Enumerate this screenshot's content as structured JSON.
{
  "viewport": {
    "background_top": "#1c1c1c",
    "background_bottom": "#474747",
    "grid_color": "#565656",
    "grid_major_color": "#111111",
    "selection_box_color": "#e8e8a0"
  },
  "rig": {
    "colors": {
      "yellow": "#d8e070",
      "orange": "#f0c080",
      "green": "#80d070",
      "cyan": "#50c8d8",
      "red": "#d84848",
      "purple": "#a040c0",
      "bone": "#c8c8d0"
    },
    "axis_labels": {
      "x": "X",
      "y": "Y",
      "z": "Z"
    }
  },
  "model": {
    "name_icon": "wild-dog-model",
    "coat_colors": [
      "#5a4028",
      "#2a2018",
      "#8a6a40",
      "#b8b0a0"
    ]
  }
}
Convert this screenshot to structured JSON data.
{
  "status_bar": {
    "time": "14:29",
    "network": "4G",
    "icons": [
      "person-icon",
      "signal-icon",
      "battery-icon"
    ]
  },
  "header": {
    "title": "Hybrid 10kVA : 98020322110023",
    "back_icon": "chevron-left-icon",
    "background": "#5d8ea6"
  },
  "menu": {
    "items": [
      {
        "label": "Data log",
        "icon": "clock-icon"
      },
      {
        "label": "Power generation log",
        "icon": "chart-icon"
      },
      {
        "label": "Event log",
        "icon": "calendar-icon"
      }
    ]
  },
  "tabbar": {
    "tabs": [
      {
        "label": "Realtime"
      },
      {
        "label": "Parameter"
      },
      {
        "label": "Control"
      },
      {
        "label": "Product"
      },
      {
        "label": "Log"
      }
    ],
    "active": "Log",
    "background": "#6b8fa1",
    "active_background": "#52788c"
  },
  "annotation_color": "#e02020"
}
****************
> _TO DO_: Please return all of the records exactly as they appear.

> _SOLUTION TO THE PROBLEM_:
Enumerate this screenshot's content as structured JSON.
{
  "viewport": {
    "background_top": "#1c1c1c",
    "background_bottom": "#474747",
    "grid_color": "#565656",
    "grid_major_color": "#111111",
    "selection_box_color": "#e8e8a0"
  },
  "rig": {
    "colors": {
      "yellow": "#d8e070",
      "orange": "#f0c080",
      "green": "#80d070",
      "cyan": "#50c8d8",
      "red": "#d84848",
      "purple": "#a040c0",
      "bone": "#c8c8d0"
    },
    "axis_labels": {
      "x": "X",
      "y": "Y",
      "z": "Z"
    }
  },
  "model": {
    "name_icon": "wild-dog-model",
    "coat_colors": [
      "#5a4028",
      "#2a2018",
      "#8a6a40",
      "#b8b0a0"
    ]
  }
}
Convert this screenshot to structured JSON data.
{
  "status_bar": {
    "time": "14:29",
    "network": "4G",
    "icons": [
      "person-icon",
      "signal-icon",
      "battery-icon"
    ]
  },
  "header": {
    "title": "Hybrid 10kVA : 98020322110023",
    "back_icon": "chevron-left-icon",
    "background": "#5d8ea6"
  },
  "menu": {
    "items": [
      {
        "label": "Data log",
        "icon": "clock-icon"
      },
      {
        "label": "Power generation log",
        "icon": "chart-icon"
      },
      {
        "label": "Event log",
        "icon": "calendar-icon"
      }
    ]
  },
  "tabbar": {
    "tabs": [
      {
        "label": "Realtime"
      },
      {
        "label": "Parameter"
      },
      {
        "label": "Control"
      },
      {
        "label": "Product"
      },
      {
        "label": "Log"
      }
    ],
    "active": "Log",
    "background": "#6b8fa1",
    "active_background": "#52788c"
  },
  "annotation_color": "#e02020"
}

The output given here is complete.